Exercise aim =
Scan the entries below for the string "JSON" and copy every line where it turns up.

Records drawn from a dataset =
· · · · · · ·

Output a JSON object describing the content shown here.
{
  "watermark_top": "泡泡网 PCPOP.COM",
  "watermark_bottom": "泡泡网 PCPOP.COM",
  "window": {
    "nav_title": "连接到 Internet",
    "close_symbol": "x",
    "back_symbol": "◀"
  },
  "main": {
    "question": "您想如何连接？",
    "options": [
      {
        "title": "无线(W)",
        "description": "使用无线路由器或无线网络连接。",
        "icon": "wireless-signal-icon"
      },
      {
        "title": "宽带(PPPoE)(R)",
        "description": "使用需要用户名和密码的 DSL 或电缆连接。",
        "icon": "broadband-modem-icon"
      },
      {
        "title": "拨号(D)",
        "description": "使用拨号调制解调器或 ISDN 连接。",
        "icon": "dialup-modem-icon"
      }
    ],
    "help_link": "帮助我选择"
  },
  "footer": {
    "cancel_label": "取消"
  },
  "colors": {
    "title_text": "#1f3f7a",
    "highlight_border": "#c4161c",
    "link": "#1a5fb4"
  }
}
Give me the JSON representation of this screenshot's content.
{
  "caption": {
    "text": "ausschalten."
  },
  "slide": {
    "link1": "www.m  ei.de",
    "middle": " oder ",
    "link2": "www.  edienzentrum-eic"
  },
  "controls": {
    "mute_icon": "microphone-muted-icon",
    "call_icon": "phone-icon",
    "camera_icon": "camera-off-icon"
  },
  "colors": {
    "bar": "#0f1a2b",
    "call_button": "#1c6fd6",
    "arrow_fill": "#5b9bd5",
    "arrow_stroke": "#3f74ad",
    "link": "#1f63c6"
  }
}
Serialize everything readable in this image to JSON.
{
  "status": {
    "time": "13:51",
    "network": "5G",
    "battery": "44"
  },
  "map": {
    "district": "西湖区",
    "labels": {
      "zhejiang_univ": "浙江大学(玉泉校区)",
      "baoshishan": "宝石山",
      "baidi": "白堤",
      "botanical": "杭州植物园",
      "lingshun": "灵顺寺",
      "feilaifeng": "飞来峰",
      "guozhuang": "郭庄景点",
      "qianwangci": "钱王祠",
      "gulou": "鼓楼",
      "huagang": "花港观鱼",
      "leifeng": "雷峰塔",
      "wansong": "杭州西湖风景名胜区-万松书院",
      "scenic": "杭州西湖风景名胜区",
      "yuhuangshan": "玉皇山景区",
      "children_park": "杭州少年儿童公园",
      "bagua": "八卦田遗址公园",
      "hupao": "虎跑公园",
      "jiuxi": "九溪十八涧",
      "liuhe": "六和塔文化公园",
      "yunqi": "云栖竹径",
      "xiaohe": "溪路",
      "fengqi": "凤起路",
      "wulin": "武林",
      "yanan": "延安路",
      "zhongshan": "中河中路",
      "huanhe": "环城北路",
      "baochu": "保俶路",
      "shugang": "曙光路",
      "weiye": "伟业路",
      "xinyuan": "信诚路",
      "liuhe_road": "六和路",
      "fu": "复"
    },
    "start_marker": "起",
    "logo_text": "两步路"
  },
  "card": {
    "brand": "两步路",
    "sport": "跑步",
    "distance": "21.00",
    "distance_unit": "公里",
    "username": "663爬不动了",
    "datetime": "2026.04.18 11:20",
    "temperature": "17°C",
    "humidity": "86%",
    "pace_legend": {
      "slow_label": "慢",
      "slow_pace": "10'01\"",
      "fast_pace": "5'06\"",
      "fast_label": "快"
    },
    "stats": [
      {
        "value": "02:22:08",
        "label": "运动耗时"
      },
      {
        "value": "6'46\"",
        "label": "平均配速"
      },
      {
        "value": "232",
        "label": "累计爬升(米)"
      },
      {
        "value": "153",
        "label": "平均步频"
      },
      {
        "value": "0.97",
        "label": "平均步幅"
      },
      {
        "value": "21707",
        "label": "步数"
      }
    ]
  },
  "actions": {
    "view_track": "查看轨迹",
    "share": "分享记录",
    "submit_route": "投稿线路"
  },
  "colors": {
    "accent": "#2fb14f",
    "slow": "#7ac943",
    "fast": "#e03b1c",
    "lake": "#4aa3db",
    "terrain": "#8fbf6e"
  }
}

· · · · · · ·

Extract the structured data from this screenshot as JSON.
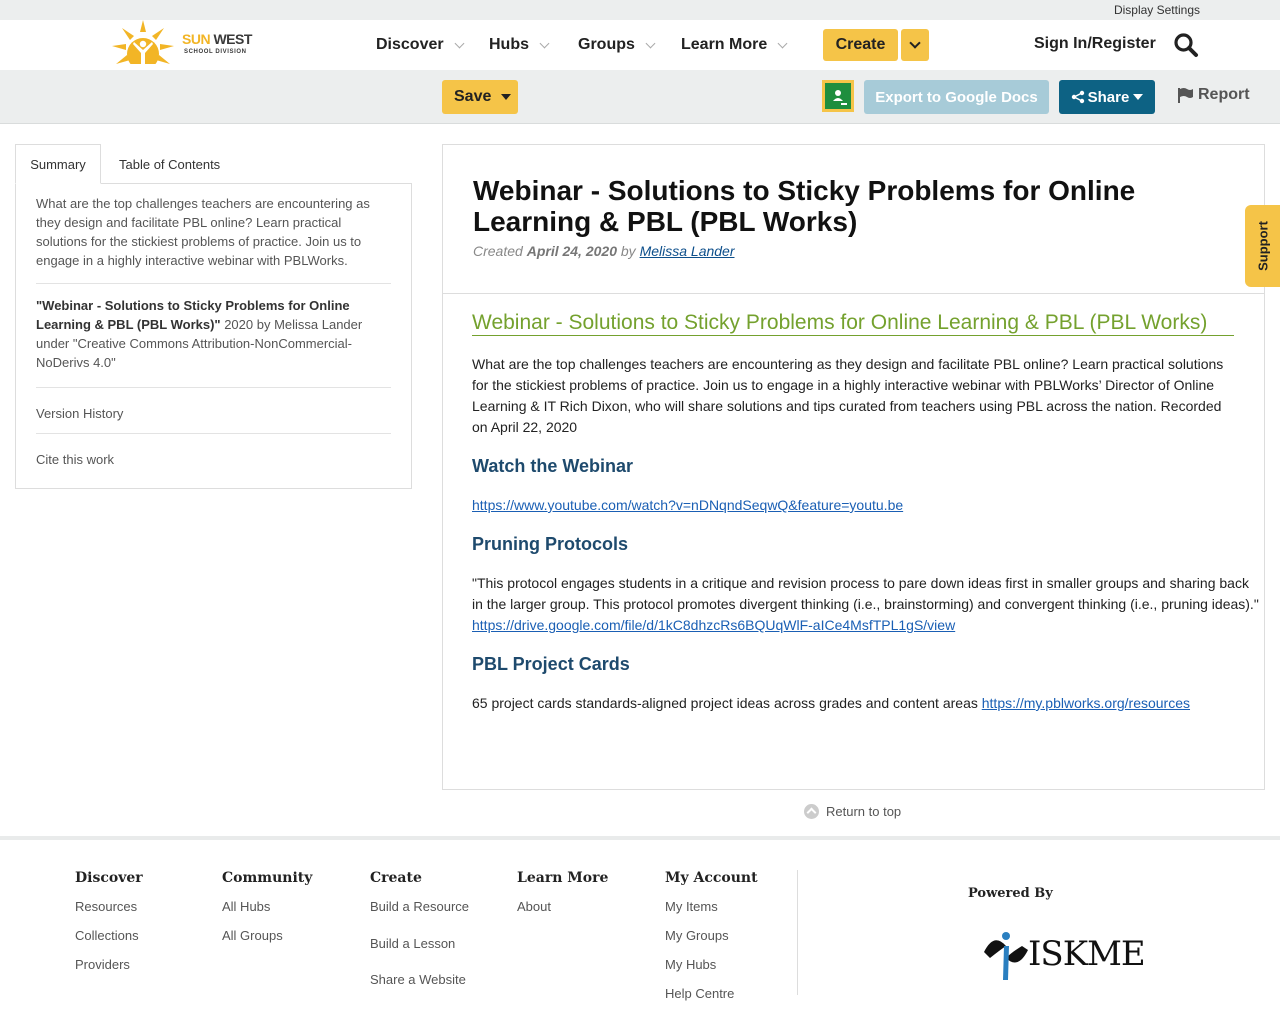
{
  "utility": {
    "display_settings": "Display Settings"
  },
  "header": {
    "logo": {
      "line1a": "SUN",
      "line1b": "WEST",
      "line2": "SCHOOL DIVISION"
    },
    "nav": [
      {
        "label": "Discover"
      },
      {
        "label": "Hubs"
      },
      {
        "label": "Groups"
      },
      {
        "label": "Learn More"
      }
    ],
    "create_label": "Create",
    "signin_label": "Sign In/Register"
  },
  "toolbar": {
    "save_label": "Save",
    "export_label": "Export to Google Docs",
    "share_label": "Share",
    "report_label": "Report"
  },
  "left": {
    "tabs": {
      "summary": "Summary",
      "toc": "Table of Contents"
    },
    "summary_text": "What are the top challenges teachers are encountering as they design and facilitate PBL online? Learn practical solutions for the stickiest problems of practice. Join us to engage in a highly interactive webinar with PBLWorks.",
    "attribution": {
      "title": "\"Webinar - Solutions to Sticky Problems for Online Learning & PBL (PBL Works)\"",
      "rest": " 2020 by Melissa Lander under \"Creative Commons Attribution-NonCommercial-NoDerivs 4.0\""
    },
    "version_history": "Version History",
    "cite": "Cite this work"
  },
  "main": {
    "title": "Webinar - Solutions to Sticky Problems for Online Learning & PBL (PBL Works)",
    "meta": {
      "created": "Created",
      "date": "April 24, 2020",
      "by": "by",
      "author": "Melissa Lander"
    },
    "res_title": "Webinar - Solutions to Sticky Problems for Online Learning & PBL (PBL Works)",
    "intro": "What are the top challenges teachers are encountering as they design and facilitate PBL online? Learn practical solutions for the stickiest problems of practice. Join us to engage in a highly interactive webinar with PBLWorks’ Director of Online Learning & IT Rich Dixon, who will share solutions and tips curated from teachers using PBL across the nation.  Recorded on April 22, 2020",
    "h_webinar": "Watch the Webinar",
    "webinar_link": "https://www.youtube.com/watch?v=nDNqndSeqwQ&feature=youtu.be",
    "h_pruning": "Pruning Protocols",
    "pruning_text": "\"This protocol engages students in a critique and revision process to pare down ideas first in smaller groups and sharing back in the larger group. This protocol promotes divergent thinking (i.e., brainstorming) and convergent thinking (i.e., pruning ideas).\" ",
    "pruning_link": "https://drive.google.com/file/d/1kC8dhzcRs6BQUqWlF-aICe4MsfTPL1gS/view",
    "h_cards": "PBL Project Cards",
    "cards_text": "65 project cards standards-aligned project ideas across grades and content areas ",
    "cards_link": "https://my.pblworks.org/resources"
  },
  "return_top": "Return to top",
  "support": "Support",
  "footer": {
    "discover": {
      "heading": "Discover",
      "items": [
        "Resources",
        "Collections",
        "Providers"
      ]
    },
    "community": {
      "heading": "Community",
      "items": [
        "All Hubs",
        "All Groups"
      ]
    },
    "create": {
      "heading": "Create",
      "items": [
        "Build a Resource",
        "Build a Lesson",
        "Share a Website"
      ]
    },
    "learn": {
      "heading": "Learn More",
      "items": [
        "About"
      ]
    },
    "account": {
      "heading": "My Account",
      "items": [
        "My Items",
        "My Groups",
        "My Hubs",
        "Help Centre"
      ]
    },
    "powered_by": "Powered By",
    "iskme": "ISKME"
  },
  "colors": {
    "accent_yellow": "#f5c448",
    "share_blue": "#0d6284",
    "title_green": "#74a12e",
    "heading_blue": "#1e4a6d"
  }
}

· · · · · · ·

Problem solution =
Output a JSON object describing the content shown here.
Give me the JSON representation of this screenshot's content.
Serialize everything readable in this image to JSON.
Extract the structured data from this screenshot as JSON.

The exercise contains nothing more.